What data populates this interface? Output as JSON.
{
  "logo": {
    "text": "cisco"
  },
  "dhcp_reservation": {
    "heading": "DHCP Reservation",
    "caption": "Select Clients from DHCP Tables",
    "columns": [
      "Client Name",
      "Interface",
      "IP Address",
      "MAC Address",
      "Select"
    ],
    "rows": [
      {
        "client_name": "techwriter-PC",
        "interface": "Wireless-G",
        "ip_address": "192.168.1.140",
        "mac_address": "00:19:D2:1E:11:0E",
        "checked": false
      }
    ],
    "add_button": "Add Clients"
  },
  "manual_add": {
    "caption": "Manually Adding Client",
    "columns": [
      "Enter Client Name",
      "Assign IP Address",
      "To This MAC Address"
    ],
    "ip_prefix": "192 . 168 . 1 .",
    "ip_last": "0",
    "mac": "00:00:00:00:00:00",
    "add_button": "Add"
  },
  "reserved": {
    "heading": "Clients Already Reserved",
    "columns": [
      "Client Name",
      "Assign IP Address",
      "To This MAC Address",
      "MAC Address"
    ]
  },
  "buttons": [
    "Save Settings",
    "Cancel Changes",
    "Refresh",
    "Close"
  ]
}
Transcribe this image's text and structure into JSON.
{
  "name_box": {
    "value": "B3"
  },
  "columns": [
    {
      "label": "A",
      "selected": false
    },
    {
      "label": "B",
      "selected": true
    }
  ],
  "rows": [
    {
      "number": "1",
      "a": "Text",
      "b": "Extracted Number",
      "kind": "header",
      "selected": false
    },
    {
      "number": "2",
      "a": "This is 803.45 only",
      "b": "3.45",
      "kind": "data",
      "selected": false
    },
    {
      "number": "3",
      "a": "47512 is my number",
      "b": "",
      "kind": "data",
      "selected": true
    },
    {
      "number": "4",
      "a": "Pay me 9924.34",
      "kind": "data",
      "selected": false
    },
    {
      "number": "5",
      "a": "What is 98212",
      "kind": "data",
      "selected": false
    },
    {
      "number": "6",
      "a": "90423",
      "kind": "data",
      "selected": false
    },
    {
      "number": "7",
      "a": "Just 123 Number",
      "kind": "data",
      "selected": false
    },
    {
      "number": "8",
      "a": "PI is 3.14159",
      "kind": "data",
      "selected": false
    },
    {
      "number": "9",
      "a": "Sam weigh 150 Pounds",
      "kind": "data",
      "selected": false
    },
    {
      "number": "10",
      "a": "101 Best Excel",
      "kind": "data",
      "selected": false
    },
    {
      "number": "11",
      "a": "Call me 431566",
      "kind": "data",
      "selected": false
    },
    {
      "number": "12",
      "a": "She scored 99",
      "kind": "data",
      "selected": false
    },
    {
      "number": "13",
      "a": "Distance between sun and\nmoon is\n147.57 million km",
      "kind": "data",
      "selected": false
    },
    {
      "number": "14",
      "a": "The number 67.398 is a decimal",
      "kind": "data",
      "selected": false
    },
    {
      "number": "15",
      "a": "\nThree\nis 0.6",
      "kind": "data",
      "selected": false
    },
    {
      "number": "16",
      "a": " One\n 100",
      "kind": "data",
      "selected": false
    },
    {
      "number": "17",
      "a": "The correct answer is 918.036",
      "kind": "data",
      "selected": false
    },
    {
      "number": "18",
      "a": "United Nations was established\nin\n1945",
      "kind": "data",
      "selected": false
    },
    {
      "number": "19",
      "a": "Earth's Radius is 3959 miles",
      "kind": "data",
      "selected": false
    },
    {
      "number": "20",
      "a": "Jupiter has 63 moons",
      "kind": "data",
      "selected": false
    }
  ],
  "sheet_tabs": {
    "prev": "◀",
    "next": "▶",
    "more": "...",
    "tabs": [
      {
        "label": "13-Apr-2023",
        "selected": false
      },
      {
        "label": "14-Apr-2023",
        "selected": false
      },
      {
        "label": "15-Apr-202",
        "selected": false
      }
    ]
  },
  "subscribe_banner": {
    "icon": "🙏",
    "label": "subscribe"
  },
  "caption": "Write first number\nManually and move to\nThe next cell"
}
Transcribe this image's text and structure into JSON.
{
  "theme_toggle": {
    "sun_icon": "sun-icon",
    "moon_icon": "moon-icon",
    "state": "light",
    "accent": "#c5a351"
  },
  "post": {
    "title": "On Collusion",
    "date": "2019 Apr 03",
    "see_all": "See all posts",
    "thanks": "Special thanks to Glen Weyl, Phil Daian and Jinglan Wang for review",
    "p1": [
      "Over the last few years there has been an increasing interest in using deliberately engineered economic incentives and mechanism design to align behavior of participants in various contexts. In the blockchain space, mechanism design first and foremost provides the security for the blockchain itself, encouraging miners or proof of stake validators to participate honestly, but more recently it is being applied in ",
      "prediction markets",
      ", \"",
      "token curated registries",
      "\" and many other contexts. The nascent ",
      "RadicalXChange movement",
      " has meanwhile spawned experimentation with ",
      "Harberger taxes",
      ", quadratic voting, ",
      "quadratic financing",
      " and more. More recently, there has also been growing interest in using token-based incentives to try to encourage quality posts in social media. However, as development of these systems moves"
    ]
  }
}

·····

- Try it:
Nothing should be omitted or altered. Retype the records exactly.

- Response to the exercise:
What data populates this interface? Output as JSON.
{
  "logo": {
    "text": "cisco"
  },
  "dhcp_reservation": {
    "heading": "DHCP Reservation",
    "caption": "Select Clients from DHCP Tables",
    "columns": [
      "Client Name",
      "Interface",
      "IP Address",
      "MAC Address",
      "Select"
    ],
    "rows": [
      {
        "client_name": "techwriter-PC",
        "interface": "Wireless-G",
        "ip_address": "192.168.1.140",
        "mac_address": "00:19:D2:1E:11:0E",
        "checked": false
      }
    ],
    "add_button": "Add Clients"
  },
  "manual_add": {
    "caption": "Manually Adding Client",
    "columns": [
      "Enter Client Name",
      "Assign IP Address",
      "To This MAC Address"
    ],
    "ip_prefix": "192 . 168 . 1 .",
    "ip_last": "0",
    "mac": "00:00:00:00:00:00",
    "add_button": "Add"
  },
  "reserved": {
    "heading": "Clients Already Reserved",
    "columns": [
      "Client Name",
      "Assign IP Address",
      "To This MAC Address",
      "MAC Address"
    ]
  },
  "buttons": [
    "Save Settings",
    "Cancel Changes",
    "Refresh",
    "Close"
  ]
}
Transcribe this image's text and structure into JSON.
{
  "name_box": {
    "value": "B3"
  },
  "columns": [
    {
      "label": "A",
      "selected": false
    },
    {
      "label": "B",
      "selected": true
    }
  ],
  "rows": [
    {
      "number": "1",
      "a": "Text",
      "b": "Extracted Number",
      "kind": "header",
      "selected": false
    },
    {
      "number": "2",
      "a": "This is 803.45 only",
      "b": "3.45",
      "kind": "data",
      "selected": false
    },
    {
      "number": "3",
      "a": "47512 is my number",
      "b": "",
      "kind": "data",
      "selected": true
    },
    {
      "number": "4",
      "a": "Pay me 9924.34",
      "kind": "data",
      "selected": false
    },
    {
      "number": "5",
      "a": "What is 98212",
      "kind": "data",
      "selected": false
    },
    {
      "number": "6",
      "a": "90423",
      "kind": "data",
      "selected": false
    },
    {
      "number": "7",
      "a": "Just 123 Number",
      "kind": "data",
      "selected": false
    },
    {
      "number": "8",
      "a": "PI is 3.14159",
      "kind": "data",
      "selected": false
    },
    {
      "number": "9",
      "a": "Sam weigh 150 Pounds",
      "kind": "data",
      "selected": false
    },
    {
      "number": "10",
      "a": "101 Best Excel",
      "kind": "data",
      "selected": false
    },
    {
      "number": "11",
      "a": "Call me 431566",
      "kind": "data",
      "selected": false
    },
    {
      "number": "12",
      "a": "She scored 99",
      "kind": "data",
      "selected": false
    },
    {
      "number": "13",
      "a": "Distance between sun and\nmoon is\n147.57 million km",
      "kind": "data",
      "selected": false
    },
    {
      "number": "14",
      "a": "The number 67.398 is a decimal",
      "kind": "data",
      "selected": false
    },
    {
      "number": "15",
      "a": "\nThree\nis 0.6",
      "kind": "data",
      "selected": false
    },
    {
      "number": "16",
      "a": " One\n 100",
      "kind": "data",
      "selected": false
    },
    {
      "number": "17",
      "a": "The correct answer is 918.036",
      "kind": "data",
      "selected": false
    },
    {
      "number": "18",
      "a": "United Nations was established\nin\n1945",
      "kind": "data",
      "selected": false
    },
    {
      "number": "19",
      "a": "Earth's Radius is 3959 miles",
      "kind": "data",
      "selected": false
    },
    {
      "number": "20",
      "a": "Jupiter has 63 moons",
      "kind": "data",
      "selected": false
    }
  ],
  "sheet_tabs": {
    "prev": "◀",
    "next": "▶",
    "more": "...",
    "tabs": [
      {
        "label": "13-Apr-2023",
        "selected": false
      },
      {
        "label": "14-Apr-2023",
        "selected": false
      },
      {
        "label": "15-Apr-202",
        "selected": false
      }
    ]
  },
  "subscribe_banner": {
    "icon": "🙏",
    "label": "subscribe"
  },
  "caption": "Write first number\nManually and move to\nThe next cell"
}
Transcribe this image's text and structure into JSON.
{
  "theme_toggle": {
    "sun_icon": "sun-icon",
    "moon_icon": "moon-icon",
    "state": "light",
    "accent": "#c5a351"
  },
  "post": {
    "title": "On Collusion",
    "date": "2019 Apr 03",
    "see_all": "See all posts",
    "thanks": "Special thanks to Glen Weyl, Phil Daian and Jinglan Wang for review",
    "p1": [
      "Over the last few years there has been an increasing interest in using deliberately engineered economic incentives and mechanism design to align behavior of participants in various contexts. In the blockchain space, mechanism design first and foremost provides the security for the blockchain itself, encouraging miners or proof of stake validators to participate honestly, but more recently it is being applied in ",
      "prediction markets",
      ", \"",
      "token curated registries",
      "\" and many other contexts. The nascent ",
      "RadicalXChange movement",
      " has meanwhile spawned experimentation with ",
      "Harberger taxes",
      ", quadratic voting, ",
      "quadratic financing",
      " and more. More recently, there has also been growing interest in using token-based incentives to try to encourage quality posts in social media. However, as development of these systems moves"
    ]
  }
}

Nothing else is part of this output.